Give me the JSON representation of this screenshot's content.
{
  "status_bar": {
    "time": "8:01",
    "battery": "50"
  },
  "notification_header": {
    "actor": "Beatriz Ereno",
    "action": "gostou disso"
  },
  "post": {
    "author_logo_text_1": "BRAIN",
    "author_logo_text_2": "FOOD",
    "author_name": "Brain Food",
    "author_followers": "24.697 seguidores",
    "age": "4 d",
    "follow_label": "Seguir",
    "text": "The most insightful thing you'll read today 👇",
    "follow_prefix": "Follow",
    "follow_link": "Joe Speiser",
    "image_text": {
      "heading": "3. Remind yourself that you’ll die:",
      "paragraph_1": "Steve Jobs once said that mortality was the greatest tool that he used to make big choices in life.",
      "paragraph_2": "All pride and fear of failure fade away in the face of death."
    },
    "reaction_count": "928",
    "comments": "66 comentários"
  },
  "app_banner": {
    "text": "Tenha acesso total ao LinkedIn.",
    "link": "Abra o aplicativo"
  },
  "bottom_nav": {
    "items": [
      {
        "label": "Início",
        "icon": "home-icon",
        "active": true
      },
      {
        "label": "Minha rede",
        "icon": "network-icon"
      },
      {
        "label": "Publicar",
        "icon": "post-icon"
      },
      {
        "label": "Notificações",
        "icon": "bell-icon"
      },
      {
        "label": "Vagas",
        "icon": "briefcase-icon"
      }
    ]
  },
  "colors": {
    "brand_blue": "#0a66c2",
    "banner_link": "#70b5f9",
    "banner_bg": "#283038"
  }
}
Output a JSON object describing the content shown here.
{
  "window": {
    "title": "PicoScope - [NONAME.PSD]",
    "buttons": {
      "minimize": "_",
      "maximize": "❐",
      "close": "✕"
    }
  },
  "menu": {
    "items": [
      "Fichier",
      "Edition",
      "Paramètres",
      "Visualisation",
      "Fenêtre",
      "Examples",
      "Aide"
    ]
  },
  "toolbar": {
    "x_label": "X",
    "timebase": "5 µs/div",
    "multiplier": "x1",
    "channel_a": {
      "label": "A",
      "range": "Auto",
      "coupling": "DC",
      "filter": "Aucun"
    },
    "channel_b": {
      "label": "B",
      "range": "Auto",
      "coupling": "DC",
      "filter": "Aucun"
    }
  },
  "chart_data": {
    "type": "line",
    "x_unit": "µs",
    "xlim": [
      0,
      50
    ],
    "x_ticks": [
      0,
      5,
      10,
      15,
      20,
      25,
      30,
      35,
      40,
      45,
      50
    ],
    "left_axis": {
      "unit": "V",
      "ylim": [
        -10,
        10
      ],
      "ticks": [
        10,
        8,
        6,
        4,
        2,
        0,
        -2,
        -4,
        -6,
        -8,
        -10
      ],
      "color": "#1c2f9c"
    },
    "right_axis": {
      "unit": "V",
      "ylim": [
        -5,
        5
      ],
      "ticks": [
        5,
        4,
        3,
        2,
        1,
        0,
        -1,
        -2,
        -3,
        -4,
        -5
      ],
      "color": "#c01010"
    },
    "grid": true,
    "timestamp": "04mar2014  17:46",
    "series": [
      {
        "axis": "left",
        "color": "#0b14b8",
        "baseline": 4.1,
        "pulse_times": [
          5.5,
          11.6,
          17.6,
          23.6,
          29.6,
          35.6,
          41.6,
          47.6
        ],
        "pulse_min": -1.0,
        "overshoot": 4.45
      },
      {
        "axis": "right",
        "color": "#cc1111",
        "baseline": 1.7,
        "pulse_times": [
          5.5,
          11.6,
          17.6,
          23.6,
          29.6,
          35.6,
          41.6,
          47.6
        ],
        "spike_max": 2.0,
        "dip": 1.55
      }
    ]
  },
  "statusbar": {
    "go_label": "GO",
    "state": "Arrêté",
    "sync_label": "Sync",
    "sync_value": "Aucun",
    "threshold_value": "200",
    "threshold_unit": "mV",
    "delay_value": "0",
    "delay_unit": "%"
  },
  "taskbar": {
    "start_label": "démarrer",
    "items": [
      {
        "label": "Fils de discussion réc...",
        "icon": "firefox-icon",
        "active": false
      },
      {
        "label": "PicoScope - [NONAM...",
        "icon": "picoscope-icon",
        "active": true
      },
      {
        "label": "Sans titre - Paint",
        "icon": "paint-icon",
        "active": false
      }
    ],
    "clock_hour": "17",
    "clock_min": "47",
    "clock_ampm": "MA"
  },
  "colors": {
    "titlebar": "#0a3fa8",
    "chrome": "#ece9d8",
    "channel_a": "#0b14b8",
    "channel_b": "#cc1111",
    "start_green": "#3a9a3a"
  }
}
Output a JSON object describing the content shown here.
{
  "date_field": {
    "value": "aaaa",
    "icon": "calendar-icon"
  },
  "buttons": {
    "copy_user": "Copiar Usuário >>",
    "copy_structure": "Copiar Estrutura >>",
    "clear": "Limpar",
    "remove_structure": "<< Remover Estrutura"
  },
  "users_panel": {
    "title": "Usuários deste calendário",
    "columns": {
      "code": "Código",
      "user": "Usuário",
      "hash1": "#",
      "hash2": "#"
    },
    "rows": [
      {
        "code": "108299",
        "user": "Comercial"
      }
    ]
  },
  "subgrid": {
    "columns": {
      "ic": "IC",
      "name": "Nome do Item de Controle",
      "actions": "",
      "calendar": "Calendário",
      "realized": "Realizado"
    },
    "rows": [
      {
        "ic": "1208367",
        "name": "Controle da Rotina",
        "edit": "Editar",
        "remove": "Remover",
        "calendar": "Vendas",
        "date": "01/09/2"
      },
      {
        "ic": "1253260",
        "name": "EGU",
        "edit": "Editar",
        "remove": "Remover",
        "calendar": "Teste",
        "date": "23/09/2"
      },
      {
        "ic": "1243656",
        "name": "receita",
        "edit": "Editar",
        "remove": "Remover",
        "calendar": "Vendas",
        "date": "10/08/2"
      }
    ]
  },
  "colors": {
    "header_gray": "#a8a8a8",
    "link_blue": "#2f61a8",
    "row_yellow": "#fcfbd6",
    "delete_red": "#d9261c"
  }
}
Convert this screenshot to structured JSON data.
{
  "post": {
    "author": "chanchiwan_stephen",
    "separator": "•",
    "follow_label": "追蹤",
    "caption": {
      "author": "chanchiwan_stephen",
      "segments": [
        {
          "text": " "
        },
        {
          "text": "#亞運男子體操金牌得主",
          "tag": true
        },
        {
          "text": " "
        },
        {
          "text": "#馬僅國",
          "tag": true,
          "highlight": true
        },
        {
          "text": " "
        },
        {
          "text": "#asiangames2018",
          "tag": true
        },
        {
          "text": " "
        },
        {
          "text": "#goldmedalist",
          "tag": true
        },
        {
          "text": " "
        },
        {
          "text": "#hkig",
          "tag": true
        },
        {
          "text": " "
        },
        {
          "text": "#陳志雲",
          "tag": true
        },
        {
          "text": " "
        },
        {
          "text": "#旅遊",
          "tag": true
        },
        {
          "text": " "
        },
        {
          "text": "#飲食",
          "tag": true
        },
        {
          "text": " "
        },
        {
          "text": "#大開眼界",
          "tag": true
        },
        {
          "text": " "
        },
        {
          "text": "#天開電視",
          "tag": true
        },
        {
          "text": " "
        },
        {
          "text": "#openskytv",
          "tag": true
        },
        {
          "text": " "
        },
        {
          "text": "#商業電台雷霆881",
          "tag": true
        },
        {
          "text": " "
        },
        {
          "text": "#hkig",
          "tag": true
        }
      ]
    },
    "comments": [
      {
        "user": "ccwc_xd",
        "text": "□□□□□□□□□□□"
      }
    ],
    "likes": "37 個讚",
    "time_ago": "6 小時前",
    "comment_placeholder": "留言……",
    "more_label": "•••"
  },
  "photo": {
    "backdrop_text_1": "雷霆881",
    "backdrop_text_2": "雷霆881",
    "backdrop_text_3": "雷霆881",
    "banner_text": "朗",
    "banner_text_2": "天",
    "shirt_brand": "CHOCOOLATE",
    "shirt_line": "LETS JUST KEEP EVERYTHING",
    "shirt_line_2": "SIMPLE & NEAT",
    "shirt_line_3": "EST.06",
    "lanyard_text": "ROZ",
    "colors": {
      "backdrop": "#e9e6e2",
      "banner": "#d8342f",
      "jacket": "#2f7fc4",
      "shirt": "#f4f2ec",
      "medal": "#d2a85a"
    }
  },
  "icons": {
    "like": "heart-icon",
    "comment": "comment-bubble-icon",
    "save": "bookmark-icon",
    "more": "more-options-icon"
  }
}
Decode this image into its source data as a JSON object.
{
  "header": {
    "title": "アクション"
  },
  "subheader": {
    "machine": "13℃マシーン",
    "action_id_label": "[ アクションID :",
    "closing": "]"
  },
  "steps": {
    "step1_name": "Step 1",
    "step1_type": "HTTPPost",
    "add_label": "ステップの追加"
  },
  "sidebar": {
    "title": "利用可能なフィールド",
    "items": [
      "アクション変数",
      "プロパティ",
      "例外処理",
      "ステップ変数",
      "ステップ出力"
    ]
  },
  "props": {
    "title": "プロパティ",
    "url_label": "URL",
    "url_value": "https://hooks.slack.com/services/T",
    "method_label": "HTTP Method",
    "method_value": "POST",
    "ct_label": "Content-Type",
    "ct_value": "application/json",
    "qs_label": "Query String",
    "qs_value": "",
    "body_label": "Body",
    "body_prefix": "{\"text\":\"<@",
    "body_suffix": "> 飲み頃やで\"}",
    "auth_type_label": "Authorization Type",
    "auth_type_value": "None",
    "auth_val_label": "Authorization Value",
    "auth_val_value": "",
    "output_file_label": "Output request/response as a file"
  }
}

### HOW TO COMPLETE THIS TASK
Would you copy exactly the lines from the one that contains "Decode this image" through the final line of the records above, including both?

### EXERCISE OUTPUT
Decode this image into its source data as a JSON object.
{
  "header": {
    "title": "アクション"
  },
  "subheader": {
    "machine": "13℃マシーン",
    "action_id_label": "[ アクションID :",
    "closing": "]"
  },
  "steps": {
    "step1_name": "Step 1",
    "step1_type": "HTTPPost",
    "add_label": "ステップの追加"
  },
  "sidebar": {
    "title": "利用可能なフィールド",
    "items": [
      "アクション変数",
      "プロパティ",
      "例外処理",
      "ステップ変数",
      "ステップ出力"
    ]
  },
  "props": {
    "title": "プロパティ",
    "url_label": "URL",
    "url_value": "https://hooks.slack.com/services/T",
    "method_label": "HTTP Method",
    "method_value": "POST",
    "ct_label": "Content-Type",
    "ct_value": "application/json",
    "qs_label": "Query String",
    "qs_value": "",
    "body_label": "Body",
    "body_prefix": "{\"text\":\"<@",
    "body_suffix": "> 飲み頃やで\"}",
    "auth_type_label": "Authorization Type",
    "auth_type_value": "None",
    "auth_val_label": "Authorization Value",
    "auth_val_value": "",
    "output_file_label": "Output request/response as a file"
  }
}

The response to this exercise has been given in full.